● WHAT IS BEING ASKED: Every line of the data should be written out exactly, with the pictures left out.

SUPPLIED MATERIAL START

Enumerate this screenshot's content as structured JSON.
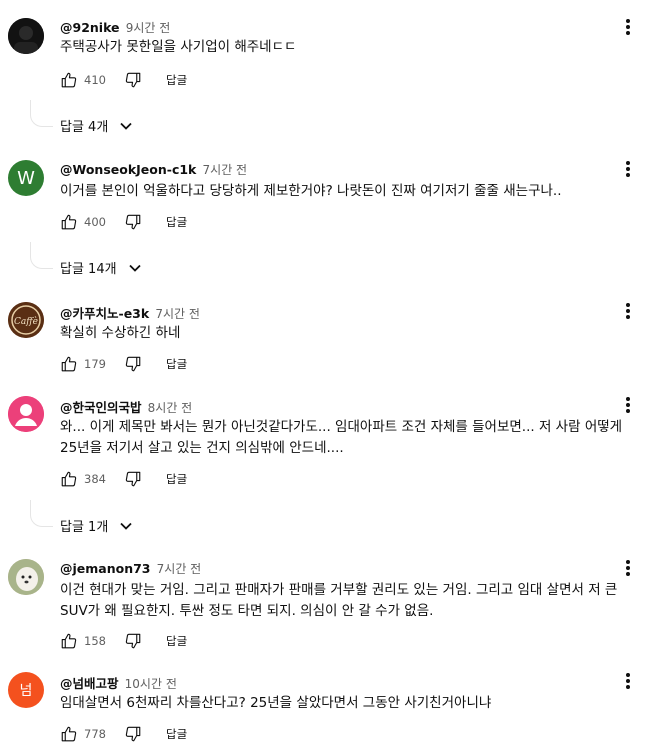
{
  "comments": [
    {
      "author": "@92nike",
      "time": "9시간 전",
      "text": "주택공사가 못한일을 사기업이 해주네ㄷㄷ",
      "likes": "410",
      "reply_label": "답글",
      "replies": "답글 4개",
      "avatar_kind": "dark",
      "avatar_letter": ""
    },
    {
      "author": "@WonseokJeon-c1k",
      "time": "7시간 전",
      "text": "이거를 본인이 억울하다고 당당하게 제보한거야? 나랏돈이 진짜 여기저기 줄줄 새는구나..",
      "likes": "400",
      "reply_label": "답글",
      "replies": "답글 14개",
      "avatar_kind": "letter",
      "avatar_letter": "W"
    },
    {
      "author": "@카푸치노-e3k",
      "time": "7시간 전",
      "text": "확실히 수상하긴 하네",
      "likes": "179",
      "reply_label": "답글",
      "replies": "",
      "avatar_kind": "coffee",
      "avatar_letter": "Caffè"
    },
    {
      "author": "@한국인의국밥",
      "time": "8시간 전",
      "text": "와... 이게 제목만 봐서는 뭔가 아닌것같다가도... 임대아파트 조건 자체를 들어보면... 저 사람 어떻게 25년을 저기서 살고 있는 건지 의심밖에 안드네....",
      "likes": "384",
      "reply_label": "답글",
      "replies": "답글 1개",
      "avatar_kind": "person",
      "avatar_letter": ""
    },
    {
      "author": "@jemanon73",
      "time": "7시간 전",
      "text": "이건 현대가 맞는 거임. 그리고 판매자가 판매를 거부할 권리도 있는 거임. 그리고 임대 살면서 저 큰 SUV가 왜 필요한지. 투싼 정도 타면 되지. 의심이 안 갈 수가 없음.",
      "likes": "158",
      "reply_label": "답글",
      "replies": "",
      "avatar_kind": "dog",
      "avatar_letter": ""
    },
    {
      "author": "@넘배고팡",
      "time": "10시간 전",
      "text": "임대살면서 6천짜리 차를산다고? 25년을 살았다면서 그동안 사기친거아니냐",
      "likes": "778",
      "reply_label": "답글",
      "replies": "",
      "avatar_kind": "letter2",
      "avatar_letter": "넘"
    }
  ],
  "colors": {
    "w_avatar": "#2e7d32",
    "person_avatar": "#e91e63",
    "neom_avatar": "#f4511e"
  }
}
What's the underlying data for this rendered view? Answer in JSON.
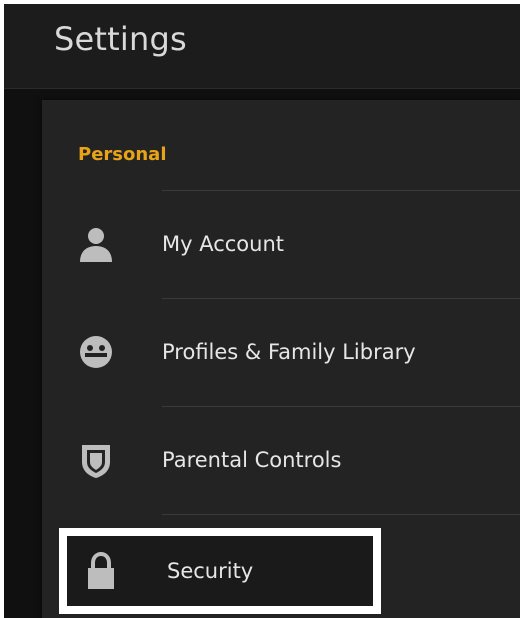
{
  "header": {
    "title": "Settings"
  },
  "section": {
    "label": "Personal"
  },
  "items": [
    {
      "label": "My Account",
      "icon": "person-icon"
    },
    {
      "label": "Profiles & Family Library",
      "icon": "smiley-face-icon"
    },
    {
      "label": "Parental Controls",
      "icon": "shield-icon"
    },
    {
      "label": "Security",
      "icon": "lock-icon"
    }
  ],
  "colors": {
    "accent": "#e8a317",
    "background": "#101010",
    "panel": "#232323",
    "text": "#e6e6e6",
    "icon": "#bdbdbd",
    "highlight_border": "#ffffff"
  }
}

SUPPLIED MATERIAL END

● RESULT:
Enumerate this screenshot's content as structured JSON.
{
  "comments": [
    {
      "author": "@92nike",
      "time": "9시간 전",
      "text": "주택공사가 못한일을 사기업이 해주네ㄷㄷ",
      "likes": "410",
      "reply_label": "답글",
      "replies": "답글 4개",
      "avatar_kind": "dark",
      "avatar_letter": ""
    },
    {
      "author": "@WonseokJeon-c1k",
      "time": "7시간 전",
      "text": "이거를 본인이 억울하다고 당당하게 제보한거야? 나랏돈이 진짜 여기저기 줄줄 새는구나..",
      "likes": "400",
      "reply_label": "답글",
      "replies": "답글 14개",
      "avatar_kind": "letter",
      "avatar_letter": "W"
    },
    {
      "author": "@카푸치노-e3k",
      "time": "7시간 전",
      "text": "확실히 수상하긴 하네",
      "likes": "179",
      "reply_label": "답글",
      "replies": "",
      "avatar_kind": "coffee",
      "avatar_letter": "Caffè"
    },
    {
      "author": "@한국인의국밥",
      "time": "8시간 전",
      "text": "와... 이게 제목만 봐서는 뭔가 아닌것같다가도... 임대아파트 조건 자체를 들어보면... 저 사람 어떻게 25년을 저기서 살고 있는 건지 의심밖에 안드네....",
      "likes": "384",
      "reply_label": "답글",
      "replies": "답글 1개",
      "avatar_kind": "person",
      "avatar_letter": ""
    },
    {
      "author": "@jemanon73",
      "time": "7시간 전",
      "text": "이건 현대가 맞는 거임. 그리고 판매자가 판매를 거부할 권리도 있는 거임. 그리고 임대 살면서 저 큰 SUV가 왜 필요한지. 투싼 정도 타면 되지. 의심이 안 갈 수가 없음.",
      "likes": "158",
      "reply_label": "답글",
      "replies": "",
      "avatar_kind": "dog",
      "avatar_letter": ""
    },
    {
      "author": "@넘배고팡",
      "time": "10시간 전",
      "text": "임대살면서 6천짜리 차를산다고? 25년을 살았다면서 그동안 사기친거아니냐",
      "likes": "778",
      "reply_label": "답글",
      "replies": "",
      "avatar_kind": "letter2",
      "avatar_letter": "넘"
    }
  ],
  "colors": {
    "w_avatar": "#2e7d32",
    "person_avatar": "#e91e63",
    "neom_avatar": "#f4511e"
  }
}
What's the underlying data for this rendered view? Answer in JSON.
{
  "header": {
    "title": "Settings"
  },
  "section": {
    "label": "Personal"
  },
  "items": [
    {
      "label": "My Account",
      "icon": "person-icon"
    },
    {
      "label": "Profiles & Family Library",
      "icon": "smiley-face-icon"
    },
    {
      "label": "Parental Controls",
      "icon": "shield-icon"
    },
    {
      "label": "Security",
      "icon": "lock-icon"
    }
  ],
  "colors": {
    "accent": "#e8a317",
    "background": "#101010",
    "panel": "#232323",
    "text": "#e6e6e6",
    "icon": "#bdbdbd",
    "highlight_border": "#ffffff"
  }
}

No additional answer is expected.